The study of the Bible has long included a literary aspect with great attention paid not only to what was written but also to how it was expressed. The detailed analysis of biblical books and passages as written texts has benefited from the study of literature in classical philology, ancient rhetoric, and modern literary criticism. Literary Approaches to the Bible introduces the various ways the study of literature has been used in biblical studies. Most literary approaches emphasize the study of the text alone—its structure, its message, and its use of literary devices—rather than its social or historical background. The methods described in this volume are focused on different ways of analyzing the text within its literary context. Some of the techniques have been around for centuries, but the theories of literary critics from the early 20th century to today had a profound impact on biblical interpretation. In this book, you will learn about those literary approaches, how they were adapted for biblical studies, and what their strengths and weaknesses are.
Students entering biblical studies courses at the college or seminary level are often baffled by the array of new methodologies they encounter. Reading their Bible and going to church never prepared them for the likes of form criticism, redaction criticism, rhetorical analysis, narrative criticism, or structuralism! What these students need is a simple and clear introduction to the presuppositions, technical terms and goals of these methods. The Lexham Method Series meets this need. More specifically, this fourth volume, Literary Approaches to the Bible, introduces students to recent literary approaches that analyze texts as narrative and literary wholes. The book is clear, accurate and readable. Highly recommended. I only wish these volumes were available when I was in seminary!
—Mark L. Strauss, professor of New Testament, Bethel Seminary San Diego
This collection provides an excellent introduction to various methodologies utilized in literary interpretation of the Bible. Each essay gives a definition and explanation of the method being presented, examples of its application to the biblical text, and a balanced assessment of its advantages and limitations. Students and practitioners of biblical interpretation will find this a very helpful introduction to various literary methods of interpretation, which are not presented as the means of interpreting the Bible, but rather one tool to be utilized alongside others to assist the interpreter in grasping the meaning and significance of the text.

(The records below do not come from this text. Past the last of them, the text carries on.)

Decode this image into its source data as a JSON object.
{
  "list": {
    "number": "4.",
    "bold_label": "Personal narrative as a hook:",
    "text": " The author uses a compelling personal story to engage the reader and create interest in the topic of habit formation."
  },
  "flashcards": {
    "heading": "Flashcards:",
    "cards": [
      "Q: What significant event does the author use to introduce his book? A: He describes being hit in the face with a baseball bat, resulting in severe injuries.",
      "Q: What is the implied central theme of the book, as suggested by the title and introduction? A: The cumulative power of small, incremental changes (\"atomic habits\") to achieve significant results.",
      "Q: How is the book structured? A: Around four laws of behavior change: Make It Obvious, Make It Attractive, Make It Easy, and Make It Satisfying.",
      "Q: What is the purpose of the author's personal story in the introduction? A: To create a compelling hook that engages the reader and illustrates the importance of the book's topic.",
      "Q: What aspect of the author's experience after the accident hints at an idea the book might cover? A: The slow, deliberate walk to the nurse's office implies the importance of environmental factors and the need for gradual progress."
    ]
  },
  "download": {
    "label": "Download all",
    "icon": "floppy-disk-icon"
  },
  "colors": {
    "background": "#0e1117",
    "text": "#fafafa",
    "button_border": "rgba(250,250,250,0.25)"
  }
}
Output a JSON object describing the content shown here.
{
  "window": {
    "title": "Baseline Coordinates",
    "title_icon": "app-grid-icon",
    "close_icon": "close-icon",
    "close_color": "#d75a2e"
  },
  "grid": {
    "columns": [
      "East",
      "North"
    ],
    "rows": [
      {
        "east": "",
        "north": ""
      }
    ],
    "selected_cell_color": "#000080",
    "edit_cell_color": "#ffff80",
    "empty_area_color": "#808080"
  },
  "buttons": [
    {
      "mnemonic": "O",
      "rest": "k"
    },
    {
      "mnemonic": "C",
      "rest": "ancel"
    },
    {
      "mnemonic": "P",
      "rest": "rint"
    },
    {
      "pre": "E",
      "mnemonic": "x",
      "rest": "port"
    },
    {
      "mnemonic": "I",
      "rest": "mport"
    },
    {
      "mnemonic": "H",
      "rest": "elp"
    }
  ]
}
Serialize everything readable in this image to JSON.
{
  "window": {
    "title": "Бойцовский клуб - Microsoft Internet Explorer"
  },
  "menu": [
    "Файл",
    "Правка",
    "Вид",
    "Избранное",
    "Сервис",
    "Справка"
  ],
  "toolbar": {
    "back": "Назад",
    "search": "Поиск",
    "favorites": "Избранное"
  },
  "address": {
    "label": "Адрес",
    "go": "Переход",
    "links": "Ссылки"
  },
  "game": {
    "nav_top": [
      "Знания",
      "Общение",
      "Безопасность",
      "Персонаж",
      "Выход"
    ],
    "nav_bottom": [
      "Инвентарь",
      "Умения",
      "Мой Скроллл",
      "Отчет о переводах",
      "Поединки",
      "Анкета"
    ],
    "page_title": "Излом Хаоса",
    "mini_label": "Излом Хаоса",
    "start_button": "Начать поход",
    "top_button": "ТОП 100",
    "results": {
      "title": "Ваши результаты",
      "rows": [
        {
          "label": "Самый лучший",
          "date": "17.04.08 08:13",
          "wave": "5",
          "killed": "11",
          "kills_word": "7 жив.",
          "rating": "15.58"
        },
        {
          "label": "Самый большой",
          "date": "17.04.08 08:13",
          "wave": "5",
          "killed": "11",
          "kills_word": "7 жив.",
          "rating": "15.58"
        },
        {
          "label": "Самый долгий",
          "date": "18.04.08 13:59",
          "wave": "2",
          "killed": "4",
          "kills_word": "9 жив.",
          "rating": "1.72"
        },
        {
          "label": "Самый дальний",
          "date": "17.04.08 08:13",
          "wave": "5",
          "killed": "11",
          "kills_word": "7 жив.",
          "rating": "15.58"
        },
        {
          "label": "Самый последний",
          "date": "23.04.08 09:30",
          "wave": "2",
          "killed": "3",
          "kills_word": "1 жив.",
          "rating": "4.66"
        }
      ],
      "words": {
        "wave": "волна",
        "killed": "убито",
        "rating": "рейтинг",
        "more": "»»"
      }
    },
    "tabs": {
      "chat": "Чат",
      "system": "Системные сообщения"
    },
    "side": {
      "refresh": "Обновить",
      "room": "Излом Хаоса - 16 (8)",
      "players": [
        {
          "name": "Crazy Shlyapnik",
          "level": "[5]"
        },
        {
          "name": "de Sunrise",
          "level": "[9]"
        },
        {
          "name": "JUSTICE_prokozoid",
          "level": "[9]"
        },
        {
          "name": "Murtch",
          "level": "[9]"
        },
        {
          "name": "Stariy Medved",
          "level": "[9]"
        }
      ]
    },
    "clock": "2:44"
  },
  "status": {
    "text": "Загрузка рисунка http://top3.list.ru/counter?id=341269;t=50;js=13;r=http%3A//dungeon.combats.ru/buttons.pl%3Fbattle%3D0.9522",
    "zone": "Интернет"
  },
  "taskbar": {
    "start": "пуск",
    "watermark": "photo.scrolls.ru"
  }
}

—David R. Beck, associate dean of biblical studies, professor of New Testament and Greek, Southeastern Baptist Theological Seminary
The Lexham Methods Series is designed for exegetes who need to learn, refresh, and master the tools of biblical scholarship. The books present scholarly information in an easy-to-understand format and focus on cutting-edge methods for biblical interpretation while avoiding jargon. The four volumes give you a complete overview of every major type of biblical interpretation, featuring history and key figures, methods and terms, and a how-to section, giving you a strong foundation for further research.
Learn more about the other titles in this series.
Douglas Mangum is an academic editor for Lexham Press. He holds a PhD in Hebrew from the University of Free State and holds a Master of Arts in Hebrew and Semitic Studies from the University of Wisconsin–Madison. He is an associate editor of the Lexham Bible Dictionary, editor of the Lexham Methods Series, and a regular Bible Study Magazine contributor.
Douglas Estes holds a PhD in Theology from the University of Nottingham. He is Assistant Professor of New Testament and Practical Theology and the Director of the DMin Program at South University—Columbia. Previously he served in pastoral ministry for sixteen years. He is a regular contributor to Bible Study Magazine.